Brookline testing sites provide useful data for preventing COVID-19



The Brookline Health Department at 11 Pierce St. houses the town sponsored testing site. Their testing program gives further insight to the town on the spread of COVID-19

Long q-tips and medical professionals in face shields and masks. People patiently waiting for a turn to be tested, then spending the next day awaiting results isolated at home.

Brookline’s new testing sites and programs are part of the continued effort to fight COVID-19. The town has sponsored a site through the town health department since the fall and the school system has created a program to test staff, which has performed roughly 1,600 tests. The school system will also be participating in a new pooled testing program.

According to Dr. Richard Serrao, an infectious disease doctor and academic faculty member at Boston University, 40 to 60 percent of COVID-19 transmissions occur from people who are unaware that they are infected and thereby pose a risk of transmitting the disease.

“With SARS COV 2, testing is important because of the way it is being transmitted. So I could have it now, have no symptoms and in the absence of me knowing that, I am transmitting,” Serrao said.

The school system is running a six-week testing program which is sponsored by the Department of Elementary and Secondary Education, according to the Coordinator of School Health Services, Patricia Laham. Brookline will be able to take advantage of five weeks after finalizing details. It will use pooled testing, which is a process where individual samples are combined with a number of other tests for a collective result, which shows if any of the many people tested together are COVID-19 positive.

According to Laham, at the high school, testing prevents further spread by giving health officials important information, in addition to social distancing and wearing a mask.

“Testing is one more layer of looking at what we are doing and determining if we have any asymptomatic cases. If we can identify those sooner than we might if we weren’t testing, we will know what the numbers look like and we can keep people out of school,” Laham said.

According to Emergency Management Coordinator of Brookline Cheryl Snyder, one of the goals of the town’s testing site, which is located at the Health Department, is to allow people without health insurance to get testing.

“The town wanted to make it easier for people to get testing without having to see their primary care doctors. Particularly, it wanted to be able to provide testing to people in town without healthcare,” Snyder said.

According to Serrao, while testing is an incredibly useful tool for identifying positive individuals, it cannot be held as an alternative to social distancing, mask wearing, and handwashing.

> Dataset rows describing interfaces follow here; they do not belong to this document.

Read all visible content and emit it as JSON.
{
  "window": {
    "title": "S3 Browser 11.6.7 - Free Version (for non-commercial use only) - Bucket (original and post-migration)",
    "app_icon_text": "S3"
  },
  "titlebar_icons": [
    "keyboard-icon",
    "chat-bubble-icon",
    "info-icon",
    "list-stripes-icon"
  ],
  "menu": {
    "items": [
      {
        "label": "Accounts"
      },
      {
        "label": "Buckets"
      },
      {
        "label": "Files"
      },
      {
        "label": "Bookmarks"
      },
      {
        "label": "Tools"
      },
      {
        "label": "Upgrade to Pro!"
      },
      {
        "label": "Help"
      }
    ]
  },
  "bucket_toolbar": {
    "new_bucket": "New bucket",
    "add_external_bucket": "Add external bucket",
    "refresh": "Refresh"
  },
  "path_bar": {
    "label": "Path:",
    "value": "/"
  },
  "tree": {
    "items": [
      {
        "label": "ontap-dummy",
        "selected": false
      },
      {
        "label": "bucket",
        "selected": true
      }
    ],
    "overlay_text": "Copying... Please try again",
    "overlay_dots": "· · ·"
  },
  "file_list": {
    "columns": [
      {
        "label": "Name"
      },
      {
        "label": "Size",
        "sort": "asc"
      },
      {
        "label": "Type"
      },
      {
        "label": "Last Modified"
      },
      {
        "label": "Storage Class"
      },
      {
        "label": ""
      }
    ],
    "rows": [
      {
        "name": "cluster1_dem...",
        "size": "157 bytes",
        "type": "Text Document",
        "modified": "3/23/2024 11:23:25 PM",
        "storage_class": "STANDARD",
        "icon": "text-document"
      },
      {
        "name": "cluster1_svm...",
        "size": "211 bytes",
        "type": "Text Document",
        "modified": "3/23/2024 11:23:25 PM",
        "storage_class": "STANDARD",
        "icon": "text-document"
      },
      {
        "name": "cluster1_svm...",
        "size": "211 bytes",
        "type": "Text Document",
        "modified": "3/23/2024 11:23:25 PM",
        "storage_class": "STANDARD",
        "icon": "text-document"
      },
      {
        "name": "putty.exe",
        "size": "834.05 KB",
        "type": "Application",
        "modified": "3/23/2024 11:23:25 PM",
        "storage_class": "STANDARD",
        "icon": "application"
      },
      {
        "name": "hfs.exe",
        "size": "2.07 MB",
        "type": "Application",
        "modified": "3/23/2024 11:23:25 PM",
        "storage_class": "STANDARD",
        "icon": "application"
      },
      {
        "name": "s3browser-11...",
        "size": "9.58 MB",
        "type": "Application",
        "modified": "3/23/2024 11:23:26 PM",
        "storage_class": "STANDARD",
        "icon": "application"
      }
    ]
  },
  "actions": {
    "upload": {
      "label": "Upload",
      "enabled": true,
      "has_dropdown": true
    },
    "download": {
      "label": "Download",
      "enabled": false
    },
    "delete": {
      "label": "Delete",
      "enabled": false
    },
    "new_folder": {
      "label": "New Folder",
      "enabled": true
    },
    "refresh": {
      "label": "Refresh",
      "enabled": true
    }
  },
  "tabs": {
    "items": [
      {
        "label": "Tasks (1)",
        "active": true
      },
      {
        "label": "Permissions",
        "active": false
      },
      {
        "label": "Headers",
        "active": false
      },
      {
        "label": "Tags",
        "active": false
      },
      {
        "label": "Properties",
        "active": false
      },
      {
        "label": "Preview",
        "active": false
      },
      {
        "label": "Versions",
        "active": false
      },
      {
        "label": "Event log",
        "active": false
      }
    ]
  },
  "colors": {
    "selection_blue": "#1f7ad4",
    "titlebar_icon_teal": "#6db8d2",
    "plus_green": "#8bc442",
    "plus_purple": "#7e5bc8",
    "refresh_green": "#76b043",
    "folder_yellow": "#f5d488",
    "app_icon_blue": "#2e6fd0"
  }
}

“This pandemic is a ripple phenomenon. Ultimately, it reaches someone who has a weaker immune system and those are the ones that end up in the hospital. It is a social type of illness in which how you behave on an individual level impacts the society at large,” Serrao said.

According to Synder, testing can aid in the effort to stave off interactions with infected individuals, as quarantine and isolation are also essential measures to fight infectious diseases.

“You want to know who is infected as soon as possible, in order to have them isolate and quarantine themselves so they don’t get other people sick. It is especially important in a disease like COVID where many people have it but are unaware because they are asymptomatic,” Snyder said.

Even though preventative measures can be difficult to enforce in a school setting, they are still worth doing, according to Laham.

“Social distancing is key, wearing a mask is key and we know it’s not perfect. We know that kids get closer together and they need reminders. It is imperfect, but the more we do most of those strategies, the better off we will be,” Laham said.

With vaccine rollout underway across the country and in Massachusetts, the end of the pandemic is in sight. However, following public health guidance from officials is still important.

“It is really important that people pay attention to information coming from both the state and the town about COVID, how to stay safe, and when to be tested. I hope that everybody is planning on being vaccinated when it is their turn,” Snyder said.